PROBLEM REQUIREMENTS → This task calls for every line of the material to be output verbatim.

──────── MATERIAL SHOWN ────────

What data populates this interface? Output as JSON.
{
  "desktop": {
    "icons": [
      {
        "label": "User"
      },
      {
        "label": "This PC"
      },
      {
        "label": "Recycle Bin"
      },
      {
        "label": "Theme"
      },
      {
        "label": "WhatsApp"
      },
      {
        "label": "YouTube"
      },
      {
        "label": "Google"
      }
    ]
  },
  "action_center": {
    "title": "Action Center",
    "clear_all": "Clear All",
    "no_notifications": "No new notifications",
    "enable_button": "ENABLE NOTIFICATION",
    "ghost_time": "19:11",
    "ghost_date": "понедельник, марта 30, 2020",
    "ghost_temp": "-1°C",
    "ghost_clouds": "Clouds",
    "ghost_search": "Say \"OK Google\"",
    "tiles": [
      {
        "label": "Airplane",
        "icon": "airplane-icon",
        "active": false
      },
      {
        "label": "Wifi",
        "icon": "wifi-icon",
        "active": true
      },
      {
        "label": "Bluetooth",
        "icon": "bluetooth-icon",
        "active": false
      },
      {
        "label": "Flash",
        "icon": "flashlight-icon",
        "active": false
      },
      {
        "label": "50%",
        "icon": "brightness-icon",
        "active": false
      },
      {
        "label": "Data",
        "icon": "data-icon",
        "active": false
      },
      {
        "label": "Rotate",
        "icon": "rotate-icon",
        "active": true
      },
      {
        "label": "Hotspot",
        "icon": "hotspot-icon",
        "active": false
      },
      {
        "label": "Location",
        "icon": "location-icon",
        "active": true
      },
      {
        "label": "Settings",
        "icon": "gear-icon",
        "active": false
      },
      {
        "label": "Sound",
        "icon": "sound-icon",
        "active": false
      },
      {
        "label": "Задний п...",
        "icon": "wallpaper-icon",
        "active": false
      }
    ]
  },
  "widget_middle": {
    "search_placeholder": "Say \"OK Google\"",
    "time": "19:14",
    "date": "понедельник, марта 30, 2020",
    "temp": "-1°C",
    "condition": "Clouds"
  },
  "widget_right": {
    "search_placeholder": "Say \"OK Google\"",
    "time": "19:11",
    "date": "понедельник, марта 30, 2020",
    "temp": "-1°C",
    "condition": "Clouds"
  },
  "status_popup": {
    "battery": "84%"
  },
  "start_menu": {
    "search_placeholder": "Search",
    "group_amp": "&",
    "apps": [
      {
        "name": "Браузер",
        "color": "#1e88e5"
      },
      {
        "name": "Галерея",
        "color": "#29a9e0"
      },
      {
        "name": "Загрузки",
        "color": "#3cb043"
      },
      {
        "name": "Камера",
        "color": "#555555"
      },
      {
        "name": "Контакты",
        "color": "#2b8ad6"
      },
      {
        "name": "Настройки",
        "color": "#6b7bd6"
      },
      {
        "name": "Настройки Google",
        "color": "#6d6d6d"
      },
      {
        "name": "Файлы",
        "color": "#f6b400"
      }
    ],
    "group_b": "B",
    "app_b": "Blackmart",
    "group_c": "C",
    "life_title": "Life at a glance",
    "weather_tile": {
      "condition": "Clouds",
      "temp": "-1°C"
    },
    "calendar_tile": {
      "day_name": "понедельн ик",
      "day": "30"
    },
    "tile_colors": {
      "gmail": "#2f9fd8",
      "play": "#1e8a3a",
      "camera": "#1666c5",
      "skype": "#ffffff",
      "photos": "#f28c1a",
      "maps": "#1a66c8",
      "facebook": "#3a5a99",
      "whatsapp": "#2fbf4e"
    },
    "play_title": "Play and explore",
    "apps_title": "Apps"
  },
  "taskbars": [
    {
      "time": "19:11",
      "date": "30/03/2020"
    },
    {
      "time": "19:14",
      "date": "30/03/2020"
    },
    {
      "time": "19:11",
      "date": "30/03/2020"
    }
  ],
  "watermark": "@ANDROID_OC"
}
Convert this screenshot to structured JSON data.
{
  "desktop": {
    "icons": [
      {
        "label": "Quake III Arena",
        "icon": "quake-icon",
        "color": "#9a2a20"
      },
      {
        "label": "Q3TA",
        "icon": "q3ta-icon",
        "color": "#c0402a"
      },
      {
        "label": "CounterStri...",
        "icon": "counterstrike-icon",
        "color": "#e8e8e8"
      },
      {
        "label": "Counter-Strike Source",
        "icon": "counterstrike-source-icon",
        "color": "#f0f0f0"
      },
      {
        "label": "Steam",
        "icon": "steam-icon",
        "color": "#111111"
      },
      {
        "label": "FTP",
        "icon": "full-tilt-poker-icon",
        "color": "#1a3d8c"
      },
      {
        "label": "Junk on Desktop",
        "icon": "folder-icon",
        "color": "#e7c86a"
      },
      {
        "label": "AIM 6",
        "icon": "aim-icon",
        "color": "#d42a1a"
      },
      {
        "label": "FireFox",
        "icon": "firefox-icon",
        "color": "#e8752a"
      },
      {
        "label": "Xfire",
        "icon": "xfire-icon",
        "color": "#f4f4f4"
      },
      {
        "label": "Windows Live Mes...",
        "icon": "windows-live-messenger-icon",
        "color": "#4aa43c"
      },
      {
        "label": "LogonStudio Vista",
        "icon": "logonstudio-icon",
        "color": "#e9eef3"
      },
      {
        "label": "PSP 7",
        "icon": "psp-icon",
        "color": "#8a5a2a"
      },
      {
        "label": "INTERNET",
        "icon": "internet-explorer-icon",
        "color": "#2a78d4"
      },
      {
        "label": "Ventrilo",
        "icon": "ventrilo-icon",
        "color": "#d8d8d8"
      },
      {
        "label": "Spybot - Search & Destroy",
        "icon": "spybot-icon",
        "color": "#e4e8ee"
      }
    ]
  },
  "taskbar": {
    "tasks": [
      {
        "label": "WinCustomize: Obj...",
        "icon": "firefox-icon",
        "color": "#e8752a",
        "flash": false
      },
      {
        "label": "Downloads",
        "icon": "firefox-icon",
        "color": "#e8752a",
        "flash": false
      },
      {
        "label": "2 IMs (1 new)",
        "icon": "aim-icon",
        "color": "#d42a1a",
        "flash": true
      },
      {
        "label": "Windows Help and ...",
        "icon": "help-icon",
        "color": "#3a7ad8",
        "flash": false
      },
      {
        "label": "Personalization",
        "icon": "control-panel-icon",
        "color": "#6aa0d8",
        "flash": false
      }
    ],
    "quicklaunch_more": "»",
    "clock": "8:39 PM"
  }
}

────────

EXERCISE SOLUTION →
What data populates this interface? Output as JSON.
{
  "desktop": {
    "icons": [
      {
        "label": "User"
      },
      {
        "label": "This PC"
      },
      {
        "label": "Recycle Bin"
      },
      {
        "label": "Theme"
      },
      {
        "label": "WhatsApp"
      },
      {
        "label": "YouTube"
      },
      {
        "label": "Google"
      }
    ]
  },
  "action_center": {
    "title": "Action Center",
    "clear_all": "Clear All",
    "no_notifications": "No new notifications",
    "enable_button": "ENABLE NOTIFICATION",
    "ghost_time": "19:11",
    "ghost_date": "понедельник, марта 30, 2020",
    "ghost_temp": "-1°C",
    "ghost_clouds": "Clouds",
    "ghost_search": "Say \"OK Google\"",
    "tiles": [
      {
        "label": "Airplane",
        "icon": "airplane-icon",
        "active": false
      },
      {
        "label": "Wifi",
        "icon": "wifi-icon",
        "active": true
      },
      {
        "label": "Bluetooth",
        "icon": "bluetooth-icon",
        "active": false
      },
      {
        "label": "Flash",
        "icon": "flashlight-icon",
        "active": false
      },
      {
        "label": "50%",
        "icon": "brightness-icon",
        "active": false
      },
      {
        "label": "Data",
        "icon": "data-icon",
        "active": false
      },
      {
        "label": "Rotate",
        "icon": "rotate-icon",
        "active": true
      },
      {
        "label": "Hotspot",
        "icon": "hotspot-icon",
        "active": false
      },
      {
        "label": "Location",
        "icon": "location-icon",
        "active": true
      },
      {
        "label": "Settings",
        "icon": "gear-icon",
        "active": false
      },
      {
        "label": "Sound",
        "icon": "sound-icon",
        "active": false
      },
      {
        "label": "Задний п...",
        "icon": "wallpaper-icon",
        "active": false
      }
    ]
  },
  "widget_middle": {
    "search_placeholder": "Say \"OK Google\"",
    "time": "19:14",
    "date": "понедельник, марта 30, 2020",
    "temp": "-1°C",
    "condition": "Clouds"
  },
  "widget_right": {
    "search_placeholder": "Say \"OK Google\"",
    "time": "19:11",
    "date": "понедельник, марта 30, 2020",
    "temp": "-1°C",
    "condition": "Clouds"
  },
  "status_popup": {
    "battery": "84%"
  },
  "start_menu": {
    "search_placeholder": "Search",
    "group_amp": "&",
    "apps": [
      {
        "name": "Браузер",
        "color": "#1e88e5"
      },
      {
        "name": "Галерея",
        "color": "#29a9e0"
      },
      {
        "name": "Загрузки",
        "color": "#3cb043"
      },
      {
        "name": "Камера",
        "color": "#555555"
      },
      {
        "name": "Контакты",
        "color": "#2b8ad6"
      },
      {
        "name": "Настройки",
        "color": "#6b7bd6"
      },
      {
        "name": "Настройки Google",
        "color": "#6d6d6d"
      },
      {
        "name": "Файлы",
        "color": "#f6b400"
      }
    ],
    "group_b": "B",
    "app_b": "Blackmart",
    "group_c": "C",
    "life_title": "Life at a glance",
    "weather_tile": {
      "condition": "Clouds",
      "temp": "-1°C"
    },
    "calendar_tile": {
      "day_name": "понедельн ик",
      "day": "30"
    },
    "tile_colors": {
      "gmail": "#2f9fd8",
      "play": "#1e8a3a",
      "camera": "#1666c5",
      "skype": "#ffffff",
      "photos": "#f28c1a",
      "maps": "#1a66c8",
      "facebook": "#3a5a99",
      "whatsapp": "#2fbf4e"
    },
    "play_title": "Play and explore",
    "apps_title": "Apps"
  },
  "taskbars": [
    {
      "time": "19:11",
      "date": "30/03/2020"
    },
    {
      "time": "19:14",
      "date": "30/03/2020"
    },
    {
      "time": "19:11",
      "date": "30/03/2020"
    }
  ],
  "watermark": "@ANDROID_OC"
}
Convert this screenshot to structured JSON data.
{
  "desktop": {
    "icons": [
      {
        "label": "Quake III Arena",
        "icon": "quake-icon",
        "color": "#9a2a20"
      },
      {
        "label": "Q3TA",
        "icon": "q3ta-icon",
        "color": "#c0402a"
      },
      {
        "label": "CounterStri...",
        "icon": "counterstrike-icon",
        "color": "#e8e8e8"
      },
      {
        "label": "Counter-Strike Source",
        "icon": "counterstrike-source-icon",
        "color": "#f0f0f0"
      },
      {
        "label": "Steam",
        "icon": "steam-icon",
        "color": "#111111"
      },
      {
        "label": "FTP",
        "icon": "full-tilt-poker-icon",
        "color": "#1a3d8c"
      },
      {
        "label": "Junk on Desktop",
        "icon": "folder-icon",
        "color": "#e7c86a"
      },
      {
        "label": "AIM 6",
        "icon": "aim-icon",
        "color": "#d42a1a"
      },
      {
        "label": "FireFox",
        "icon": "firefox-icon",
        "color": "#e8752a"
      },
      {
        "label": "Xfire",
        "icon": "xfire-icon",
        "color": "#f4f4f4"
      },
      {
        "label": "Windows Live Mes...",
        "icon": "windows-live-messenger-icon",
        "color": "#4aa43c"
      },
      {
        "label": "LogonStudio Vista",
        "icon": "logonstudio-icon",
        "color": "#e9eef3"
      },
      {
        "label": "PSP 7",
        "icon": "psp-icon",
        "color": "#8a5a2a"
      },
      {
        "label": "INTERNET",
        "icon": "internet-explorer-icon",
        "color": "#2a78d4"
      },
      {
        "label": "Ventrilo",
        "icon": "ventrilo-icon",
        "color": "#d8d8d8"
      },
      {
        "label": "Spybot - Search & Destroy",
        "icon": "spybot-icon",
        "color": "#e4e8ee"
      }
    ]
  },
  "taskbar": {
    "tasks": [
      {
        "label": "WinCustomize: Obj...",
        "icon": "firefox-icon",
        "color": "#e8752a",
        "flash": false
      },
      {
        "label": "Downloads",
        "icon": "firefox-icon",
        "color": "#e8752a",
        "flash": false
      },
      {
        "label": "2 IMs (1 new)",
        "icon": "aim-icon",
        "color": "#d42a1a",
        "flash": true
      },
      {
        "label": "Windows Help and ...",
        "icon": "help-icon",
        "color": "#3a7ad8",
        "flash": false
      },
      {
        "label": "Personalization",
        "icon": "control-panel-icon",
        "color": "#6aa0d8",
        "flash": false
      }
    ],
    "quicklaunch_more": "»",
    "clock": "8:39 PM"
  }
}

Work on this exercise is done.